Glasgow, Wilhelmi promote bill to allow statements at trial from witnesses who are killed, threatened by defendants

April 15

JOLIET – Will County State’s Attorney James Glasgow and State Senator A.J. Wilhelmi announce that they are working on legislation that would eliminate the incentive for criminals in Illinois to kill, threaten or bribe witnesses to prevent them from testifying at trial.

The legislation proposed in SB2718 would allow prosecutors to enter into evidence the relevant statements from witnesses who were killed, threatened or bribed to stop them from testifying.

Under the proposed legislation, criminal defendants could no longer profit at trial from their illegal activities by claiming that the statements from witnesses they silenced are hearsay. The proposed Senate bill borrows from a federal rule that has assisted prosecutors in pursuing organized crime and drug cartel cases involving criminals who killed, threatened or bribed witnesses to silence them.

“Prosecutors at the federal level and in other states have used this rule of evidence to secure convictions against the most dangerous criminals,” Glasgow said. “This legislation will clarify the rule of evidence in Illinois to prevent defendants from escaping justice by murdering or intimidating a witness.”

“Under the state’s current rule of evidence, violent criminals in Illinois can profit from their illegal actions simply by silencing the witnesses against them,” Sen. Wilhelmi said. “The legislation I am proposing will clarify this rule and bring it into the 21st Century.”

The legislation would not affect a defendant’s due process rights. Prosecutors in Illinois will have to argue and prove in advance to a judge that the rule would apply to any statements they hope to enter into evidence.

This doctrine has been made into law in more than a dozen other states, among them Maryland, California, Connecticut, North Carolina, New Mexico, Utah, Vermont and Hawaii. Most of these states have simply adopted the federal rule. Others, like Maryland and California, have drafted and codified into law their own versions of this doctrine.

This is not a new legal principle. The application of this doctrine dates back more than 400 years under English common law and at least 130 years in the United States.

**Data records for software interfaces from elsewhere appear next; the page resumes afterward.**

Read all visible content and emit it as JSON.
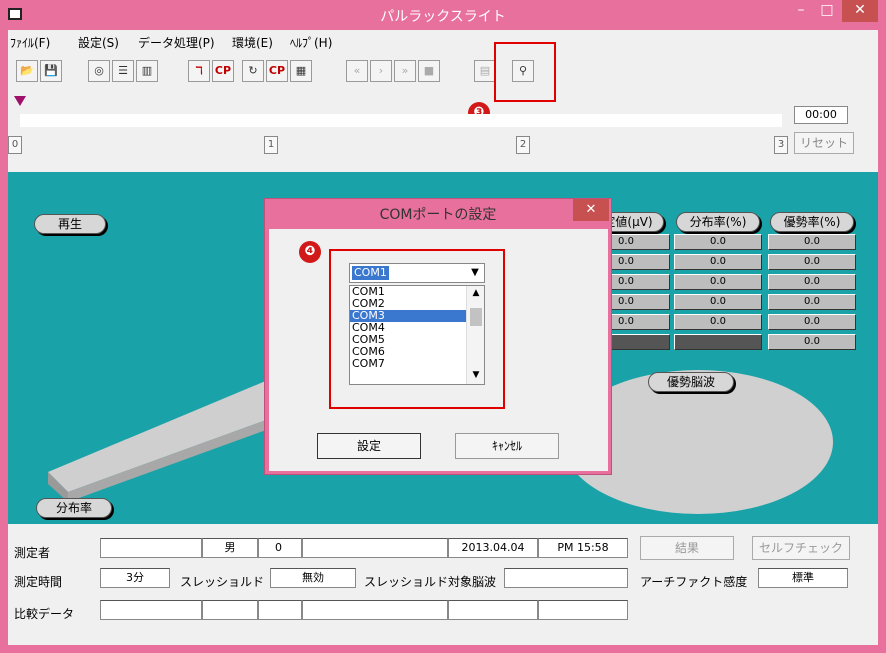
{
  "window": {
    "title": "パルラックスライト",
    "min_glyph": "–",
    "max_glyph": "□",
    "close_glyph": "✕"
  },
  "menu": [
    "ﾌｧｲﾙ(F)",
    "設定(S)",
    "データ処理(P)",
    "環境(E)",
    "ﾍﾙﾌﾟ(H)"
  ],
  "toolbar": {
    "icons": [
      "open-folder-icon",
      "save-icon",
      "person-icon",
      "list-icon",
      "bar-chart-icon",
      "filter-icon",
      "cp-icon",
      "refresh-icon",
      "cp-refresh-icon",
      "group-icon",
      "rewind-icon",
      "play-icon",
      "fast-forward-icon",
      "stop-icon",
      "print-icon",
      "probe-icon"
    ],
    "glyphs": [
      "📂",
      "💾",
      "◎",
      "☰",
      "▥",
      "ℸ",
      "CP",
      "↻",
      "CP",
      "▦",
      "«",
      "›",
      "»",
      "■",
      "▤",
      "⚲"
    ]
  },
  "timeline": {
    "ticks": [
      "0",
      "1",
      "2",
      "3"
    ],
    "time": "00:00",
    "reset_label": "リセット"
  },
  "annotations": {
    "badge3": "❸",
    "badge4": "❹"
  },
  "panel": {
    "play_label": "再生",
    "distribution_label": "分布率",
    "dominant_wave_label": "優勢脳波",
    "headers": [
      "測定値(μV)",
      "分布率(%)",
      "優勢率(%)"
    ],
    "rows": [
      [
        "0.0",
        "0.0",
        "0.0"
      ],
      [
        "0.0",
        "0.0",
        "0.0"
      ],
      [
        "0.0",
        "0.0",
        "0.0"
      ],
      [
        "0.0",
        "0.0",
        "0.0"
      ],
      [
        "0.0",
        "0.0",
        "0.0"
      ],
      [
        "",
        "",
        "0.0"
      ]
    ]
  },
  "bottom": {
    "measurer_label": "測定者",
    "gender": "男",
    "age": "0",
    "date": "2013.04.04",
    "time": "PM 15:58",
    "result_label": "結果",
    "selfcheck_label": "セルフチェック",
    "duration_label": "測定時間",
    "duration_value": "3分",
    "threshold_label": "スレッショルド",
    "threshold_value": "無効",
    "threshold_target_label": "スレッショルド対象脳波",
    "artifact_label": "アーチファクト感度",
    "artifact_value": "標準",
    "compare_label": "比較データ"
  },
  "dialog": {
    "title": "COMポートの設定",
    "close_glyph": "✕",
    "selected": "COM1",
    "options": [
      "COM1",
      "COM2",
      "COM3",
      "COM4",
      "COM5",
      "COM6",
      "COM7"
    ],
    "highlighted": "COM3",
    "ok_label": "設定",
    "cancel_label": "ｷｬﾝｾﾙ"
  },
  "colors": {
    "frame": "#e8709c",
    "panel": "#19a3a8",
    "highlight": "#e00000",
    "selection": "#3a78d0"
  }
}
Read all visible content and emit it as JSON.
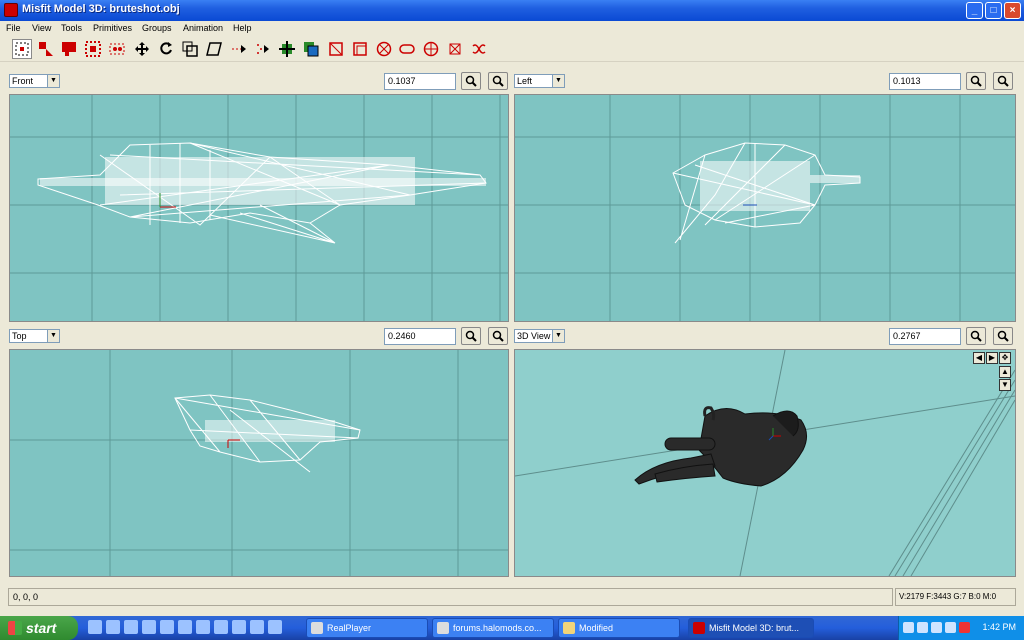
{
  "window": {
    "title": "Misfit Model 3D: bruteshot.obj"
  },
  "menu": [
    "File",
    "View",
    "Tools",
    "Primitives",
    "Groups",
    "Animation",
    "Help"
  ],
  "toolbar": [
    {
      "name": "select-vertices-tool",
      "icon": "select-vertices-icon"
    },
    {
      "name": "select-faces-tool",
      "icon": "select-faces-icon"
    },
    {
      "name": "select-connected-tool",
      "icon": "select-connected-icon"
    },
    {
      "name": "select-groups-tool",
      "icon": "select-groups-icon"
    },
    {
      "name": "select-bone-joints-tool",
      "icon": "select-joints-icon"
    },
    {
      "name": "move-tool",
      "icon": "move-icon"
    },
    {
      "name": "rotate-tool",
      "icon": "rotate-icon"
    },
    {
      "name": "scale-tool",
      "icon": "scale-icon"
    },
    {
      "name": "shear-tool",
      "icon": "shear-icon"
    },
    {
      "name": "extrude-tool",
      "icon": "extrude-icon"
    },
    {
      "name": "attract-tool",
      "icon": "attract-icon"
    },
    {
      "name": "add-vertex-tool",
      "icon": "add-vertex-icon"
    },
    {
      "name": "add-rectangle-tool",
      "icon": "rectangle-icon"
    },
    {
      "name": "create-cube-tool",
      "icon": "cube-icon"
    },
    {
      "name": "create-ellipsoid-tool",
      "icon": "ellipsoid-icon"
    },
    {
      "name": "create-cylinder-tool",
      "icon": "cylinder-icon"
    },
    {
      "name": "create-torus-tool",
      "icon": "torus-icon"
    },
    {
      "name": "add-bone-tool",
      "icon": "bone-icon"
    },
    {
      "name": "add-point-tool",
      "icon": "point-icon"
    }
  ],
  "viewports": {
    "top_left": {
      "view": "Front",
      "zoom": "0.1037"
    },
    "top_right": {
      "view": "Left",
      "zoom": "0.1013"
    },
    "bottom_left": {
      "view": "Top",
      "zoom": "0.2460"
    },
    "bottom_right": {
      "view": "3D View",
      "zoom": "0.2767"
    }
  },
  "status": {
    "coords": "0, 0, 0",
    "stats": "V:2179 F:3443 G:7 B:0 M:0"
  },
  "taskbar": {
    "start": "start",
    "tasks": [
      "RealPlayer",
      "forums.halomods.co...",
      "Modified",
      "Misfit Model 3D: brut..."
    ],
    "clock": "1:42 PM"
  }
}
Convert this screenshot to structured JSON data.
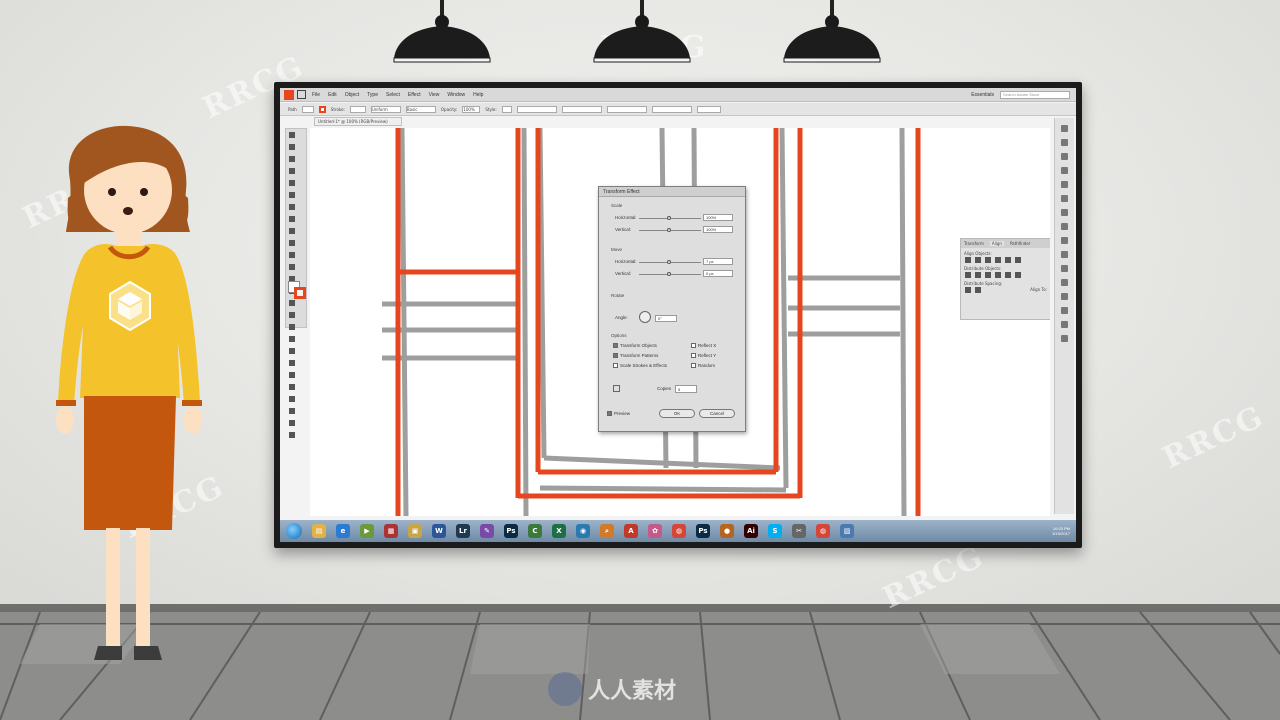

The U.S. Supreme Court in Reynolds in 1878 discussed this rule in the context of a bigamy case in which the defendant refused to tell law enforcement where one of his wives was located to prevent her from being served with a subpoena. The trial court allowed into evidence prior statements from that wife concerning her marriage to the defendant. The Supreme Court upheld the trial court.